*** Begin section ***

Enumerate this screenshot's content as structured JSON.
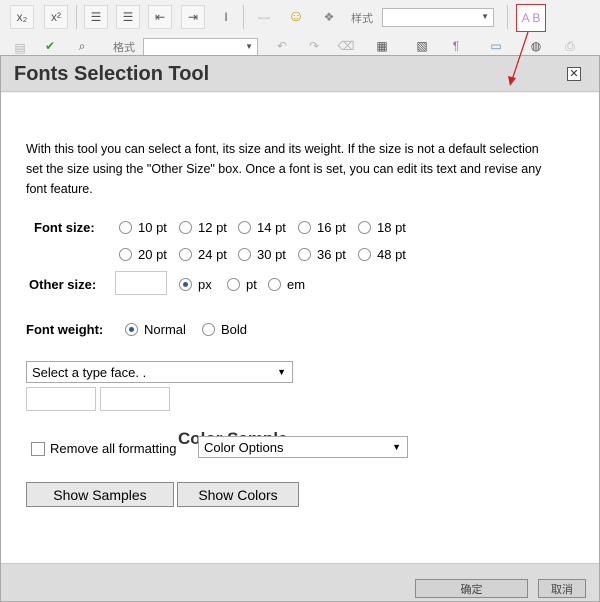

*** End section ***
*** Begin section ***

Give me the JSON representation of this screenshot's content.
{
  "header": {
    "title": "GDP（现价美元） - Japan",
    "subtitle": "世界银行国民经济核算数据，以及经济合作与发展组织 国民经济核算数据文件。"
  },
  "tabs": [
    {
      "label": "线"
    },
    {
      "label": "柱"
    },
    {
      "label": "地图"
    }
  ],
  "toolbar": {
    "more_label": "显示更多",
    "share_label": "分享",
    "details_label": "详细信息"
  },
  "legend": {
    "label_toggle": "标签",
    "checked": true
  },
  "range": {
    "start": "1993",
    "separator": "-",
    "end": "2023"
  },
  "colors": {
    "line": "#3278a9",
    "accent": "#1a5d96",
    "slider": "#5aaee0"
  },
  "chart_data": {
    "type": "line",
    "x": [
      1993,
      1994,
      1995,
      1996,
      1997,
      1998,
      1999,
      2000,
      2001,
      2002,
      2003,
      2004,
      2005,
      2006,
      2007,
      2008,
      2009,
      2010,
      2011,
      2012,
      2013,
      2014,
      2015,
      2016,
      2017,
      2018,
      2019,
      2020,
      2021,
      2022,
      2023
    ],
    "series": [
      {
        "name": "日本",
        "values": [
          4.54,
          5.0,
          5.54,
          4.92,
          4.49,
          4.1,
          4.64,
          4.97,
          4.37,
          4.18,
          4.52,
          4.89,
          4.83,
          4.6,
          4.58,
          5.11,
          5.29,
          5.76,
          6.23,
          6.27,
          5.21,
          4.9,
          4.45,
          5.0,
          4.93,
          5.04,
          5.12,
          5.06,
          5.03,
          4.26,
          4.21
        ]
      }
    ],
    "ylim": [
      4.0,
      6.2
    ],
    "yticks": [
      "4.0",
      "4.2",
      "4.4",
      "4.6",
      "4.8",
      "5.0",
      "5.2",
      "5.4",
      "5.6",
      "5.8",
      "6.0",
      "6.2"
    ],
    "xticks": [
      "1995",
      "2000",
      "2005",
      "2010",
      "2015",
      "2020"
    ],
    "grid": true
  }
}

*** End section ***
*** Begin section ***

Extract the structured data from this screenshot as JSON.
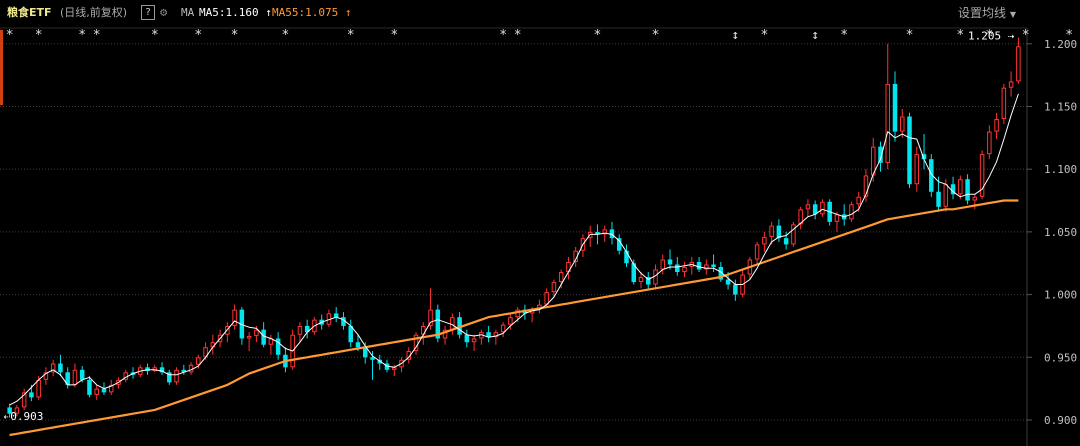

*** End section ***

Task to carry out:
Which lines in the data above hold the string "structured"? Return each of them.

Response area:
Enumerate this screenshot's content as structured JSON.
Extract the structured data from this screenshot as JSON.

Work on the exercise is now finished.